Imagine a time when Barnes was no more than a collection of small farms, a rural enclave a boat ride from the centre of London, where Plantagenet kings reigned and the Archbishop of Canterbury was, of course, a catholic.
Barnes is mentioned in the Domesday book so can date its origins as being before 1086, but it also has a link to another medieval date of huge significance in both British and world history – the signing of the Magna Carta in 1215.
It is said that immediately after the signing of the document Archbishop Steven Langton (who negotiated the historic agreement between King John and his Barons) travelled by boat from Runnymede to Barnes to dedicate the newly enlarged St Mary’s Church.

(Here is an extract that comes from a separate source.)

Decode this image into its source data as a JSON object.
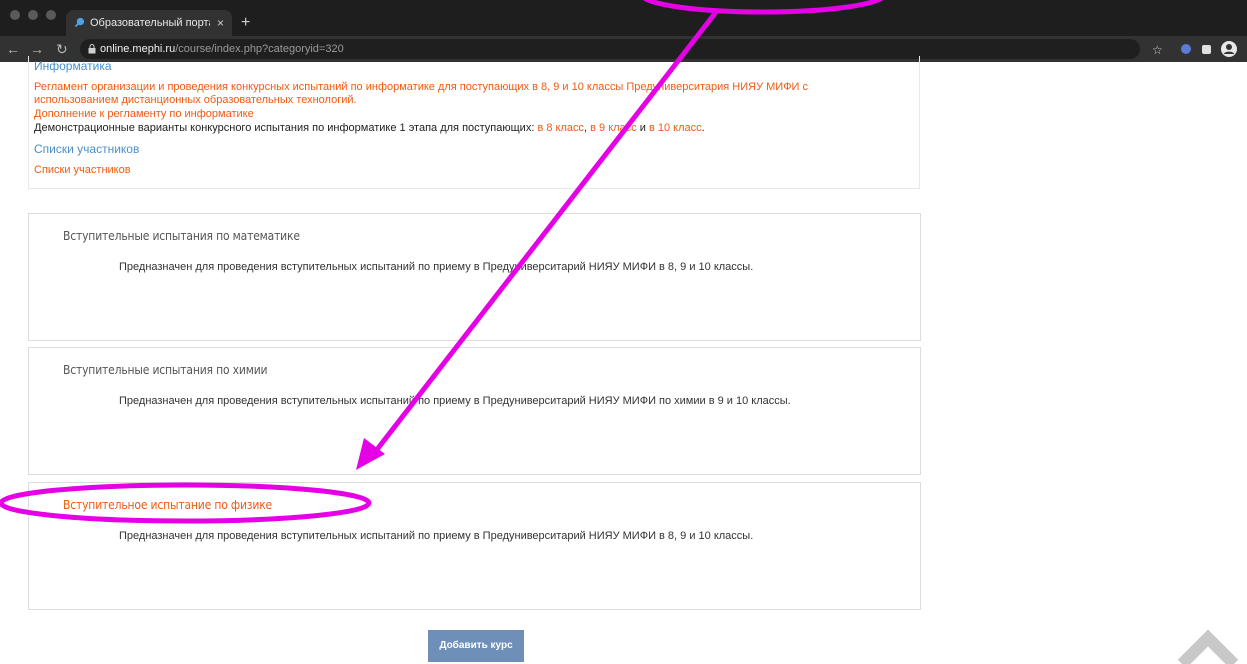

The 800th anniversary of the signing will be celebrated throughout Britain this year and St Mary’s is marking the occasion with a Magna Carta festival. Between May 20 and 23 the church will be filled with Magna Carta displays including flowers arranged by local groups and schools and hand-painted representations of the Magna Carta Barons’ insignia. The churchyard will be displaying planted pots throughout the festival made by local primary school children. The display also forms part of ‘Barnes In Bloom’. And a spectacular planted design by Ross Alan will be on show by the church porch.
There will be a display of Magna Carta embroidered panels, created by Rhoda Nevins, prior to being displayed by Runnymede Borough Council. Also on display will be a new altar cloth and vestments commissioned for the 800th anniversary, from the prison-based charity Fine Cell Work.
The festival which will be opened by Melvin Bragg will also include talks about the Magna Carta aimed at both adults and children. You can find out more about what’s on by clicking here to download the programme.